The dashboard will be updated quarterly. The next dashboard update will include metrics for: CDC’s eHealth and Emergency Preparedness Twitter sites, CDC MySpace, and CDC-INFO. Plans are underway to include a CDC.gov Dashboard module on NCHPI’s BioPHusion Beta Portal.

Questions? Contact NCHMInteractiveMedia@cdc.gov .

Starting your own Facebook- Lessons Learned from NASA's Spacebook Project


NASA is building a social network for Goddard Space Flight Center, codenamed “Spacebook”.

Spacebook Prototype

Spacebook Prototype

Spacebook is an enhanced Intranet designed around user profiles, forums, groups, and social tagging. The goal of the project is to use social media to help NASA be more competitive and innovative, encourage collaboration and information sharing, and take better advantage of the information & resources they already have. Emma Antunes (@eantunes), Project Manager for Spacebook, recently gave a great webinar to share how she approached this project, got the buy-in from users, contractors, and management, and other invaluable lessons she learned in getting this implemented.

I’ve capture my takeaways from her presentation on implementing an internal social network and listed them below.

  • Get buy-in from the suits.  You need a champion in a senior management office to sponsor the project.  Get them excited about what you’re doing.  This allows you to engage them to remove any roadblocks and they can give the bossy stink eye when needed.
  • Approach it like any other technical project; Design first, technology second.  Focus on solving a business problem.  Don’t just jump into new media because it’s what the cool kids are doing.
  • Be proactive.  Get your legal support, privacy office, security group, and accessibility team involved at the jump off.  Miss the boat on one of these areas and your project could get shut down faster than the revised Facebook Terms of Service.
  • Use exisiting resources where you can.  This increases management buy-in because you’re not asking for additional funding right of the bat.  Try to re-prioritize existing developer staff and take advantage of internal hosting, existing contracts, and open-source software.
  • Take the perspective of the employee to really understand what user needs are.  What’s going on?  What’s in it for me? How can I participate?  How do I get answers to my questions?
  • Don’t expect people to change their processes unless you give them a big incentive.  If you build it they won’t come, if you make their job easier, they will.  The new process must be easier than the old one.
  • Get web developers out of the content game.  They don’t want to do it and you don’t want to have to ask them for updates.  And honestly, they cost too much money anyway.  Let the people in charge of the material manage it.
  • No content should exist without an owner.  Integrate and complement content that you already have.  Don’t just replicate it in a new forum that requires additional maintenance.
  • Don’t give someone another inbox they won’t check, a new username and password to enter, make them request a new account, or fill-in information that you already know.
  • Engage early adopters and group owners and get commitment from them to post content regularly.
  • Even if your audience is a bunch of twenty-somethings, you still need to train them.  We may like technology but, we hate extra work.  Show me how I can use your product to make my job easier.

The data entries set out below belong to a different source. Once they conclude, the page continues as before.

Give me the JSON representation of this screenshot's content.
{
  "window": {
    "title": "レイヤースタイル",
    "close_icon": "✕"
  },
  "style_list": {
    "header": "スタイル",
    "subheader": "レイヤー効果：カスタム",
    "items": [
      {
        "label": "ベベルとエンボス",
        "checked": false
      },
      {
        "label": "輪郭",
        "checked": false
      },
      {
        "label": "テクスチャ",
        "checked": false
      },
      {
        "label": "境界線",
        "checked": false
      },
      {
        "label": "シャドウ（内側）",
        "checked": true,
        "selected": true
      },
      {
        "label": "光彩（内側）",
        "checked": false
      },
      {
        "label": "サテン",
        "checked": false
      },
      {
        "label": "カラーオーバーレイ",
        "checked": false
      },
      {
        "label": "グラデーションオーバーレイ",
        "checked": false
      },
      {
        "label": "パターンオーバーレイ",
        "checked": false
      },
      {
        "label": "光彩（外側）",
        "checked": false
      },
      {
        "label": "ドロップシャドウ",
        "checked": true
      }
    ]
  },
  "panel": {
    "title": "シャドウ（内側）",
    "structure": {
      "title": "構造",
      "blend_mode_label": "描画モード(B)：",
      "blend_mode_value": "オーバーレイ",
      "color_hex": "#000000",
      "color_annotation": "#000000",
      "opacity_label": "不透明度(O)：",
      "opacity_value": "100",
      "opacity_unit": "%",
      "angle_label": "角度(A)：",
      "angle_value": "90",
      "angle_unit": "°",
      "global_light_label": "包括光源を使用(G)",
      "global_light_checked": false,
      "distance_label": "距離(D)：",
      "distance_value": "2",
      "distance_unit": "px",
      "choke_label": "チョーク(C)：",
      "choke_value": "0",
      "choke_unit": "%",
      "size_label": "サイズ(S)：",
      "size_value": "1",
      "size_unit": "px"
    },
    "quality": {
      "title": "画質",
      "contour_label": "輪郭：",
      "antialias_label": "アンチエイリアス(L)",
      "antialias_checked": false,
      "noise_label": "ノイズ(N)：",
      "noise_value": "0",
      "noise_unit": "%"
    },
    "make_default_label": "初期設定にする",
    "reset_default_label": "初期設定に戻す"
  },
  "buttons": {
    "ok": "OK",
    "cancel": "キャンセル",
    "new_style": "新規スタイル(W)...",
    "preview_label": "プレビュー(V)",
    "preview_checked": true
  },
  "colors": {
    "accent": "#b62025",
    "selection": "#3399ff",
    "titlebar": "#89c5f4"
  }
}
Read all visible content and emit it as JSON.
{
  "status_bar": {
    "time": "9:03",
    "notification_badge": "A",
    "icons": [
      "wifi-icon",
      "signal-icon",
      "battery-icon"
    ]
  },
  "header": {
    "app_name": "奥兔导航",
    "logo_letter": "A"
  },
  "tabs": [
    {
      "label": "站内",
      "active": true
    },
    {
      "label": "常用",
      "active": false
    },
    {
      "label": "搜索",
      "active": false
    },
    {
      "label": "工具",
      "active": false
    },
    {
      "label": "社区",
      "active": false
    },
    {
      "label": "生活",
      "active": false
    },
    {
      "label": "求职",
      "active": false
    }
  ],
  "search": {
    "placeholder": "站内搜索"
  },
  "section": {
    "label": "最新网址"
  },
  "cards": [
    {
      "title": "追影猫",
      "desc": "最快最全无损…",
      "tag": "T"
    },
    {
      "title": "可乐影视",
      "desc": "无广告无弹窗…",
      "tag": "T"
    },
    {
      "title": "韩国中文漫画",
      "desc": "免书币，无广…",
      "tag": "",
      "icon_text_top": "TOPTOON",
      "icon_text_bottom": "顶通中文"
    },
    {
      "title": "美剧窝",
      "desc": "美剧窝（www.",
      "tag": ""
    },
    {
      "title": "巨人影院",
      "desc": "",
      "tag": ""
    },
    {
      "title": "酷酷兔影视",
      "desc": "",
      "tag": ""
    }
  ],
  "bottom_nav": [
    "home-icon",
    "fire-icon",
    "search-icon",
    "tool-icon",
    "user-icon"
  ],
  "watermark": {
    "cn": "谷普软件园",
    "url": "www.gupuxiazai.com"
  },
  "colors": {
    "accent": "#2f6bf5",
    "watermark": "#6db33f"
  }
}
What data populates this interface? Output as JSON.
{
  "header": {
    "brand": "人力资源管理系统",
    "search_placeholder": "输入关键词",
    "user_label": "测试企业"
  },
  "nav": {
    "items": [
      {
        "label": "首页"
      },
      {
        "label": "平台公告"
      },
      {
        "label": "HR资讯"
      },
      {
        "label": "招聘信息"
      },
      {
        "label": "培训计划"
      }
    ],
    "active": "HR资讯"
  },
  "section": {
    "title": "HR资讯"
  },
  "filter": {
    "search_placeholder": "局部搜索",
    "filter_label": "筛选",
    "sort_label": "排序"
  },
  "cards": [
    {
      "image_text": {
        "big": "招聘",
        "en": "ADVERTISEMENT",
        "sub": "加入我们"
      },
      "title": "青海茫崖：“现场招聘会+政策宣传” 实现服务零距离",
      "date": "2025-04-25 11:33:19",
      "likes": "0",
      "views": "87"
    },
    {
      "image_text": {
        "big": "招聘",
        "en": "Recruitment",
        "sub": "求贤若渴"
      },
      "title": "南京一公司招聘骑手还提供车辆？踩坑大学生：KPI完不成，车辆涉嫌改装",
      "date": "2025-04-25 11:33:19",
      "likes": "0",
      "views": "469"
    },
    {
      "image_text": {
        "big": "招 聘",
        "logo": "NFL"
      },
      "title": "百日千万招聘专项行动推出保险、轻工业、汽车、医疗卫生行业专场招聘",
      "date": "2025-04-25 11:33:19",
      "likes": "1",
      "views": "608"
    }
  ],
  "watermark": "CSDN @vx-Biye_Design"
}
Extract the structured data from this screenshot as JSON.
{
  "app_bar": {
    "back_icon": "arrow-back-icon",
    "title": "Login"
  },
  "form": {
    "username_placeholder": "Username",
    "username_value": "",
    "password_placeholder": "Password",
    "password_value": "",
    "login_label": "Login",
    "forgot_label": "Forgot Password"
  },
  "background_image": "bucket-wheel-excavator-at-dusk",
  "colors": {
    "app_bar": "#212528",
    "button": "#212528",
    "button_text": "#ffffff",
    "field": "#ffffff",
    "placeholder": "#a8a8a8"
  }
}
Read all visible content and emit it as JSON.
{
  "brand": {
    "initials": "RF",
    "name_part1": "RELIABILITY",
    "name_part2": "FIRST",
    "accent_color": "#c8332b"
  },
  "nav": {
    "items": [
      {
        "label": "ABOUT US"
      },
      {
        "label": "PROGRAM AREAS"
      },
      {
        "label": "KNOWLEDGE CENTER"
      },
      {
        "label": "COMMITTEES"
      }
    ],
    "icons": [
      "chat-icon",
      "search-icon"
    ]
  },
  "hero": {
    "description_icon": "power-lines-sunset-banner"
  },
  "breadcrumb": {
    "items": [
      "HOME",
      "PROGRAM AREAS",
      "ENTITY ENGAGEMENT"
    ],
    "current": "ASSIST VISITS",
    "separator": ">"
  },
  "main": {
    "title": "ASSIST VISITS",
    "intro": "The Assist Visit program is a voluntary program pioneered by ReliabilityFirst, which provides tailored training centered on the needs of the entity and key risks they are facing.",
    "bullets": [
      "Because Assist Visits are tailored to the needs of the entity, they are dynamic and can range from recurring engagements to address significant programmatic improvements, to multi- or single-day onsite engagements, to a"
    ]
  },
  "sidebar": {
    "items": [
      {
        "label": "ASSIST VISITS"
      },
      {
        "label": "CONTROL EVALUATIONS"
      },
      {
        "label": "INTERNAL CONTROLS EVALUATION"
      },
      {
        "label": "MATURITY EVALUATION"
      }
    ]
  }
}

Related Reads:

The Facebook Phenomenon – How Government is Getting Into The Act,  on Socialfeds.

Up, Up, and Away! Five Tips for Launching an Internal Network, by Zack Miller (@zgovernment) on Govloop.

Kiss of Death for Social Networking Projects: “What is your Business Case?”, by Brock Webb on Govloop.

The Elements of Social Architecture, by Christina Wodtke on A List Apart.

Business.gov – Social Networking for Small Business


A new social networking Web site designed for small-business owners is now on the Small Business Administration’s Business.gov site, agency officials announced today.

Business.gov Community was launched about a month ago and has nearly 900 registered users, said Nancy Sternberg, the program manager of SBA’s Business Gateway, the agency’s organization that runs the site.

Registered users on the community site are able to post and respond to questions and dialogues, Sternberg said.

Read more at Federal Computer Week.